Do I sound like I have any idea what I’m talking about? I really don’t. I just like pretty pictures. (Also, if you’re a fan of Degas or the Impressionists at large I can’t recommend this novel enough!)
Hello out there to Casee’s lovely readers! My name is Stephanie Shar and I’m so honored to be here today. I blog over at The Loudmouth Lifestyle and Baby Loudmouth about self-help, self-love, inspiration and motivation. I hope you get a little taste of that from this post.
Back in 2011, I wrote, “I want to positively influence women to live loudly. I have an idea in my head of what that means and I hope to exude that personality every day. But what, exactly, does ‘loud’ mean? It’s not about voice volume (though if you’ve met me in person, you’ll know that’s also one of my traits). Living loudly means taking charge of your life, focusing on the positive, filling every day with things you’re passionate about and cherishing every moment. It means giving 110% in everything you do whether it be work, relationships or projects. It means living in the present — not dwelling on the past or worrying about the future.”
This movement has been three years in the making, and now it’s finally coming to fruition starting with my first e-book, 7 Steps to Living Loudly: Discover Who You Are, Decide What You Need and Create the Life You Want. After a decade of fighting my own self-doubt, depression and anxiety, I want to show you how to squash your fears and follow your dreams! Anything is possible — you just have to decide to take the steps to get there. It’s not easy, but it’s worth it.
Today, I’m giving away a copy of my e-book to one lucky reader! All you need to do is fill out the Rafflecopter widget below. We’ll announce the winner next week and you’ll receive the PDF straight away. Thank you for reading, and whatever you do, don’t give up on what you’re striving for! Feel free to come say hi anytime!
Thanks to Stephanie for sharing her work!
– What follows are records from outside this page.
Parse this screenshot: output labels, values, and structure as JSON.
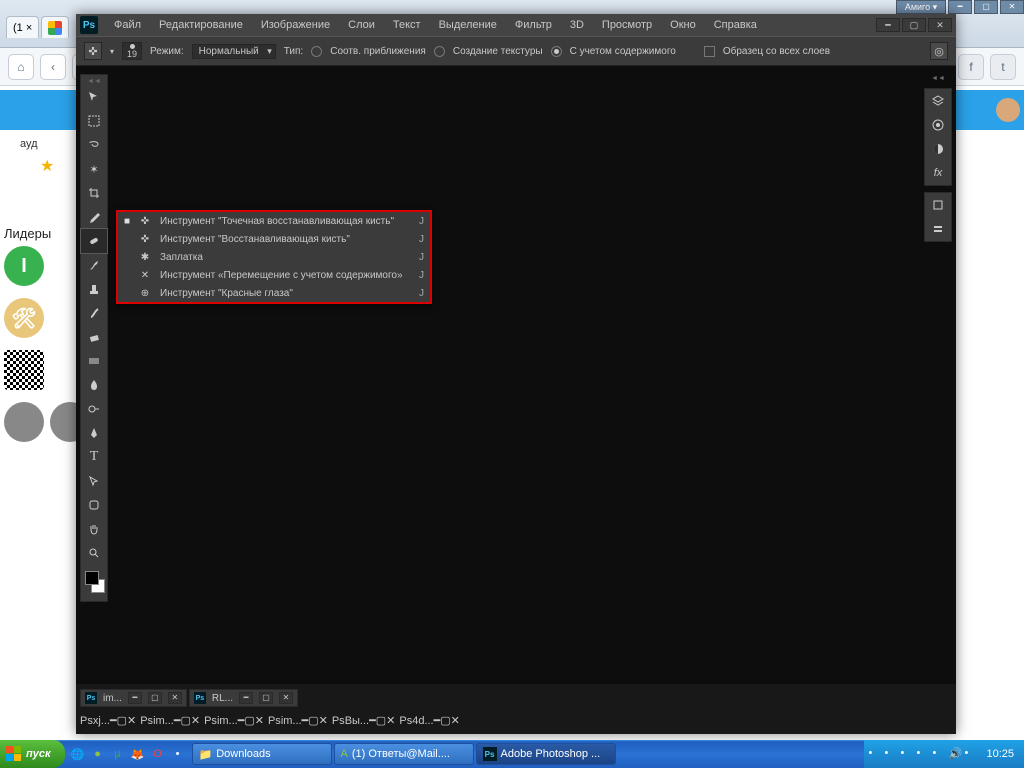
{
  "browser": {
    "window_buttons": {
      "label": "Амиго ▾"
    },
    "tabs": [
      {
        "label": "(1   ×"
      },
      {
        "label": "",
        "icon": "google"
      }
    ],
    "side_label": "ауд",
    "leaders_label": "Лидеры"
  },
  "photoshop": {
    "menu": [
      "Файл",
      "Редактирование",
      "Изображение",
      "Слои",
      "Текст",
      "Выделение",
      "Фильтр",
      "3D",
      "Просмотр",
      "Окно",
      "Справка"
    ],
    "options": {
      "mode_label": "Режим:",
      "mode_value": "Нормальный",
      "type_label": "Тип:",
      "brush_size": "19",
      "radios": [
        {
          "label": "Соотв. приближения",
          "on": false
        },
        {
          "label": "Создание текстуры",
          "on": false
        },
        {
          "label": "С учетом содержимого",
          "on": true
        }
      ],
      "sample_all": "Образец со всех слоев"
    },
    "tool_flyout": [
      {
        "marker": "■",
        "icon": "✜",
        "name": "Инструмент \"Точечная восстанавливающая кисть\"",
        "key": "J"
      },
      {
        "marker": "",
        "icon": "✜",
        "name": "Инструмент \"Восстанавливающая кисть\"",
        "key": "J"
      },
      {
        "marker": "",
        "icon": "✱",
        "name": "Заплатка",
        "key": "J"
      },
      {
        "marker": "",
        "icon": "✕",
        "name": "Инструмент «Перемещение с учетом содержимого»",
        "key": "J"
      },
      {
        "marker": "",
        "icon": "⊕",
        "name": "Инструмент \"Красные глаза\"",
        "key": "J"
      }
    ],
    "doc_tabs_top": [
      {
        "label": "im..."
      },
      {
        "label": "RL..."
      }
    ],
    "doc_tabs_bottom": [
      {
        "label": "xj..."
      },
      {
        "label": "im..."
      },
      {
        "label": "im..."
      },
      {
        "label": "im..."
      },
      {
        "label": "Вы..."
      },
      {
        "label": "4d..."
      }
    ]
  },
  "taskbar": {
    "start": "пуск",
    "tasks": [
      {
        "label": "Downloads",
        "icon": "folder"
      },
      {
        "label": "(1) Ответы@Mail....",
        "icon": "amigo"
      },
      {
        "label": "Adobe Photoshop ...",
        "icon": "ps",
        "active": true
      }
    ],
    "clock": "10:25"
  }
}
The giveaway is open to everyone; the PDF is compatible with Kindle and Nook, or if you don’t have an e-reader you can read it right on your PC. You could also print it out (25 pages) and clip it in a binder to make your own print workbook!